/---

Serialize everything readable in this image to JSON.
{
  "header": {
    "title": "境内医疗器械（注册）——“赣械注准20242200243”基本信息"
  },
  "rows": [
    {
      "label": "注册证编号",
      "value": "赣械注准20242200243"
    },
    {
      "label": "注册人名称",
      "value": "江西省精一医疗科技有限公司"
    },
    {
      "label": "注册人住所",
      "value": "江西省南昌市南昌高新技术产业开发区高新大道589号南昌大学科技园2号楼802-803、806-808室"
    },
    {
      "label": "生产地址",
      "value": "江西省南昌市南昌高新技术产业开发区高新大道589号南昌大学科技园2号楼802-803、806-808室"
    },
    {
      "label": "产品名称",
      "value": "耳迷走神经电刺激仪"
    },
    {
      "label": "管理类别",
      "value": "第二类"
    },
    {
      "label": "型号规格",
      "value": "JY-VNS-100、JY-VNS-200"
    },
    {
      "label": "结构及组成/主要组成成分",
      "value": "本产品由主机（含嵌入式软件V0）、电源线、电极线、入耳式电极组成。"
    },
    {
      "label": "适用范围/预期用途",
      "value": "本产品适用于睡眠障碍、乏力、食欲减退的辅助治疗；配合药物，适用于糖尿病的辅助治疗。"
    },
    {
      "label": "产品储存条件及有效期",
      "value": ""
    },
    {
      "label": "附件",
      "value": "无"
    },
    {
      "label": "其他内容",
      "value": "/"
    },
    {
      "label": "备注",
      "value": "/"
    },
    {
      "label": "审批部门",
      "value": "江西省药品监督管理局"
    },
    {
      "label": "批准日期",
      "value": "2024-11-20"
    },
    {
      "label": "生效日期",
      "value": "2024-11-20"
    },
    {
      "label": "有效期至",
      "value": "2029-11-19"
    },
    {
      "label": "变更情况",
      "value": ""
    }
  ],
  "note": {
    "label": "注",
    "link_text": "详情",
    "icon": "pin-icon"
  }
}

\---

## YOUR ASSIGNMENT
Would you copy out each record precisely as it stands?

## SOLUTION TO THIS TASK
Serialize everything readable in this image to JSON.
{
  "header": {
    "title": "境内医疗器械（注册）——“赣械注准20242200243”基本信息"
  },
  "rows": [
    {
      "label": "注册证编号",
      "value": "赣械注准20242200243"
    },
    {
      "label": "注册人名称",
      "value": "江西省精一医疗科技有限公司"
    },
    {
      "label": "注册人住所",
      "value": "江西省南昌市南昌高新技术产业开发区高新大道589号南昌大学科技园2号楼802-803、806-808室"
    },
    {
      "label": "生产地址",
      "value": "江西省南昌市南昌高新技术产业开发区高新大道589号南昌大学科技园2号楼802-803、806-808室"
    },
    {
      "label": "产品名称",
      "value": "耳迷走神经电刺激仪"
    },
    {
      "label": "管理类别",
      "value": "第二类"
    },
    {
      "label": "型号规格",
      "value": "JY-VNS-100、JY-VNS-200"
    },
    {
      "label": "结构及组成/主要组成成分",
      "value": "本产品由主机（含嵌入式软件V0）、电源线、电极线、入耳式电极组成。"
    },
    {
      "label": "适用范围/预期用途",
      "value": "本产品适用于睡眠障碍、乏力、食欲减退的辅助治疗；配合药物，适用于糖尿病的辅助治疗。"
    },
    {
      "label": "产品储存条件及有效期",
      "value": ""
    },
    {
      "label": "附件",
      "value": "无"
    },
    {
      "label": "其他内容",
      "value": "/"
    },
    {
      "label": "备注",
      "value": "/"
    },
    {
      "label": "审批部门",
      "value": "江西省药品监督管理局"
    },
    {
      "label": "批准日期",
      "value": "2024-11-20"
    },
    {
      "label": "生效日期",
      "value": "2024-11-20"
    },
    {
      "label": "有效期至",
      "value": "2029-11-19"
    },
    {
      "label": "变更情况",
      "value": ""
    }
  ],
  "note": {
    "label": "注",
    "link_text": "详情",
    "icon": "pin-icon"
  }
}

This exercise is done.